Exercise brief
Look through the lines of the material and count those containing "description". Give that count alone.

Data for review
__________
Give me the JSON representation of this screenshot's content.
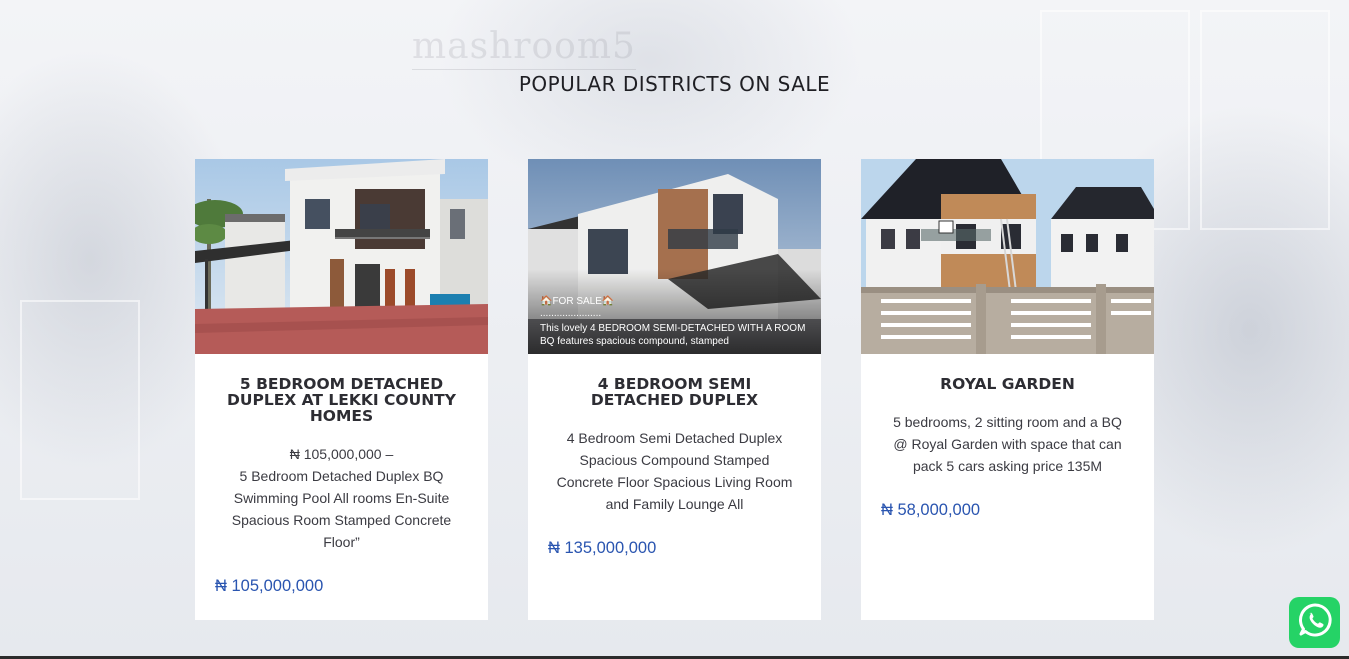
{
  "section": {
    "title": "POPULAR DISTRICTS ON SALE"
  },
  "watermark": "mashroom5",
  "cards": [
    {
      "title": "5 BEDROOM DETACHED DUPLEX AT LEKKI COUNTY HOMES",
      "price_line": "₦ 105,000,000 –",
      "description": "5 Bedroom Detached Duplex BQ Swimming Pool All rooms En-Suite Spacious Room Stamped Concrete Floor”",
      "price": "₦ 105,000,000"
    },
    {
      "title": "4 BEDROOM SEMI DETACHED DUPLEX",
      "image_caption_tag": "🏠FOR SALE🏠",
      "image_caption_dots": "......................",
      "image_caption_text": "This lovely 4 BEDROOM SEMI-DETACHED WITH A ROOM BQ features spacious compound, stamped",
      "description": "4 Bedroom Semi Detached Duplex Spacious Compound Stamped Concrete Floor Spacious Living Room and Family Lounge All",
      "price": "₦ 135,000,000"
    },
    {
      "title": "ROYAL GARDEN",
      "description": "5 bedrooms, 2 sitting room and a BQ @ Royal Garden with space that can pack 5 cars asking price 135M",
      "price": "₦ 58,000,000"
    }
  ],
  "colors": {
    "price": "#2a55b0",
    "whatsapp": "#25d366"
  },
  "icons": {
    "chat": "whatsapp-icon"
  }
}
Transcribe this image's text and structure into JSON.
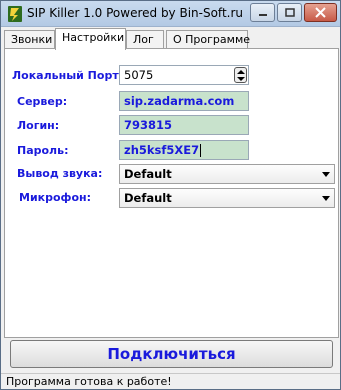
{
  "window": {
    "title": "SIP Killer 1.0 Powered by Bin-Soft.ru"
  },
  "tabs": [
    {
      "label": "Звонки",
      "active": false
    },
    {
      "label": "Настройки",
      "active": true
    },
    {
      "label": "Лог",
      "active": false
    },
    {
      "label": "О Программе",
      "active": false
    }
  ],
  "settings": {
    "local_port_label": "Локальный Порт:",
    "local_port_value": "5075",
    "server_label": "Сервер:",
    "server_value": "sip.zadarma.com",
    "login_label": "Логин:",
    "login_value": "793815",
    "password_label": "Пароль:",
    "password_value": "zh5ksf5XE7",
    "audio_out_label": "Вывод звука:",
    "audio_out_value": "Default",
    "mic_label": "Микрофон:",
    "mic_value": "Default"
  },
  "connect_button": "Подключиться",
  "status_text": "Программа готова к работе!",
  "colors": {
    "label_blue": "#1a1adc",
    "field_green": "#c8e2cc"
  }
}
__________
Answer for the task
3